Department of Internal Medicine, Taichung Armed Forces General Hospital, Taichung; and Division of Infectious Diseases and Tropical Medicine, Department of Internal Medicine, Tri-Service General Hospital, National Defense Medical Center, Taipei, Taiwan

Received: November 14, 2006    Revised: January 20, 2007    Accepted: February 15, 2007   

 

Corresponding author:

Dr. Feng-Yee Chang, Division of Infectious Diseases and Tropical Medicine, Department of Internal Medicine, Tri-Service General Hospital, No. 325, Section 2, Cheng-Kung Road, Neihu, Taipei 114, Taiwan. E-mail: fychang@ndmctsgh.edu.tw This e-mail address is being protected from spam bots, you need JavaScript enabled to view it

 



 

Background and purpose: 

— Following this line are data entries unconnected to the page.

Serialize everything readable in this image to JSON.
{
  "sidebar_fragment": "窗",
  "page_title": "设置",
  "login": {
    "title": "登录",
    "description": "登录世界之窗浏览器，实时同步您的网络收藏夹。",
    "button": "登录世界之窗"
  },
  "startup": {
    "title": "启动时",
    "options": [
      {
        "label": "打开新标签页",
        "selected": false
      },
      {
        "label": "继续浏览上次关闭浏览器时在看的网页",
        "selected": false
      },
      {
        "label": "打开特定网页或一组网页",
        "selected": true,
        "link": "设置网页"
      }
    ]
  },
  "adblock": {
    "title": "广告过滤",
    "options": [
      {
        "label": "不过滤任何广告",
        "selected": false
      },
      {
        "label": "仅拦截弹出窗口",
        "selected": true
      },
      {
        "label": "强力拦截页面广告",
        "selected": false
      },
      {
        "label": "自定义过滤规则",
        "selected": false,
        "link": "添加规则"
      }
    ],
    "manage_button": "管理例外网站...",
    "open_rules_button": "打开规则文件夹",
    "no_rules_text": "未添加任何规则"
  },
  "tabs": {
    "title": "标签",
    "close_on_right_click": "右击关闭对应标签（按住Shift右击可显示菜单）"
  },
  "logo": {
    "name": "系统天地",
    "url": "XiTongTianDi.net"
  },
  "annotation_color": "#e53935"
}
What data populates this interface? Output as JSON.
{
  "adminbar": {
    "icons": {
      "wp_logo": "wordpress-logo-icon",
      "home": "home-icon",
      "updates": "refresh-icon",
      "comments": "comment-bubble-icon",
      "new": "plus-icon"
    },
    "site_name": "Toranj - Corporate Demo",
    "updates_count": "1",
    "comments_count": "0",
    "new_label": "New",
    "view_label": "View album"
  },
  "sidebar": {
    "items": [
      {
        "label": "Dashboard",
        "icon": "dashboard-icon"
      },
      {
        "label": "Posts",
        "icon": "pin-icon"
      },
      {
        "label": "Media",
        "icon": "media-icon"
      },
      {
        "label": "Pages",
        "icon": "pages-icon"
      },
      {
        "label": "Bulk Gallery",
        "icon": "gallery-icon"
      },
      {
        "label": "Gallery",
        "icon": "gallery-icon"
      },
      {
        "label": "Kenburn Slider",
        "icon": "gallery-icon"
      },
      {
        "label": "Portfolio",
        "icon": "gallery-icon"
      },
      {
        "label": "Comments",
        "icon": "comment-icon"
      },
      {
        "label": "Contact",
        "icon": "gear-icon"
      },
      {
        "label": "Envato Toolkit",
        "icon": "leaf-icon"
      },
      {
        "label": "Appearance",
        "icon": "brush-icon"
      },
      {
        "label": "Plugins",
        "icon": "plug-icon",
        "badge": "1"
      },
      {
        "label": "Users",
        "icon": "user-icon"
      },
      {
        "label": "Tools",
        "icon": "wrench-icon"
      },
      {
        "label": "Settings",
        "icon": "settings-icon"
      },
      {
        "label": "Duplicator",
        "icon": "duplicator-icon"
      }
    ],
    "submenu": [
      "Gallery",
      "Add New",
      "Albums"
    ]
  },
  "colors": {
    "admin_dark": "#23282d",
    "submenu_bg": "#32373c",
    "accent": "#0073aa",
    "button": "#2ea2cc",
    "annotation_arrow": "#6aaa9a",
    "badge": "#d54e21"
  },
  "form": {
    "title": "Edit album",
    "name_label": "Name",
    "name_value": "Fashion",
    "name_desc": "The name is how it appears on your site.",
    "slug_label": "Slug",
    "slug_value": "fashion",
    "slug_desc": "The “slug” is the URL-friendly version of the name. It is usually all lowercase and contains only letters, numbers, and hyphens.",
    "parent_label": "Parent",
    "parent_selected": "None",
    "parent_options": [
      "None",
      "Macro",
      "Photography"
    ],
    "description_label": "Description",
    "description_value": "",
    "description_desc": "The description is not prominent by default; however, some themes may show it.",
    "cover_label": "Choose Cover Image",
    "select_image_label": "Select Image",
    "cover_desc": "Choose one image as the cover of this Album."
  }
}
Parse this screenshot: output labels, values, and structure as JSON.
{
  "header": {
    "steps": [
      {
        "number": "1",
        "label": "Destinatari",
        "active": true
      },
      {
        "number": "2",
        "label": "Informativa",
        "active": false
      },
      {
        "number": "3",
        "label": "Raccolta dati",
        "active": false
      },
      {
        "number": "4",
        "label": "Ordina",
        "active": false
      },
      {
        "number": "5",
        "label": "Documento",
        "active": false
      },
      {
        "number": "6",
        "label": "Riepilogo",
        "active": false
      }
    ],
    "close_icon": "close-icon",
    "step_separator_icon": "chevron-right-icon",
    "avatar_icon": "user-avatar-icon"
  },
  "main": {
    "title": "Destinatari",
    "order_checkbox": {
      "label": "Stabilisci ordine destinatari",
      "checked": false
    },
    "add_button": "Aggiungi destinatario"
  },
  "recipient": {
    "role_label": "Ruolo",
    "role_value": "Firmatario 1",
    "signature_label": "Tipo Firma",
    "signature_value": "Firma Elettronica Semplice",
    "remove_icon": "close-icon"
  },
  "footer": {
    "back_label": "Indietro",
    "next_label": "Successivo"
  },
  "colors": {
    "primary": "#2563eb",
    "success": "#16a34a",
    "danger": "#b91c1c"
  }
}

Staphylococcus aureus endocarditis showed an increase in the 1990s compared to the 1980s. In order to characterize the clinical and laboratory features of S. aureus endocarditis, we retrospectively reviewed the medical charts of patients diagnosed with endocarditis in the 5-year-period between 2000 and 2005.

 



 

Methods:

From August 2000 to August 2005, 22 patients with a definite diagnosis of infective endocarditis (IE) caused by S. aureus were reviewed.

 



 

Results:

Of the 22 patients reviewed, 16 cases were caused by methicillin-resistant S. aureus (MRSA) while the causative agent in the other 6 cases was methicillin-susceptible S. aureus (MSSA). Patients with MRSA infections were more likely to show hospital-acquired infections, hemodialysis and ventilator dependence, septic shock, impaired initial renal function, persistent bacteremia, and a higher 3-month mortality rate. MSSA infections in patients were more likely to be community-acquired, and show intravenous drug use and longer days of fever prior to admission. Three patients with MRSA endocarditis, however, presented community-acquired infections. The mortality rate of MRSA endocarditis in hemodialysis patients was 90% (9/10).

 



 

Conclusion:

MRSA IE is more common than MSSA IE and is associated with a significantly poorer prognosis, especially in patients undergoing hemodialysis. Although most cases of MRSA IE are hospital acquired, we noticed 3 cases of community-acquired MRSA IE. As MRSA IE has been noticed in the community and hemodialysis patients in recent years, and is associated with higher mortalities, strategies for its prevention and management are warranted.

 



 

Key words:

Community-acquired infections; Endocarditis, bacterial; Methicillin resistance; Renal dialysis; Staphylococcus aureus
 

 



 

J Microbiol Immunol Infect. 2007;40:317-324.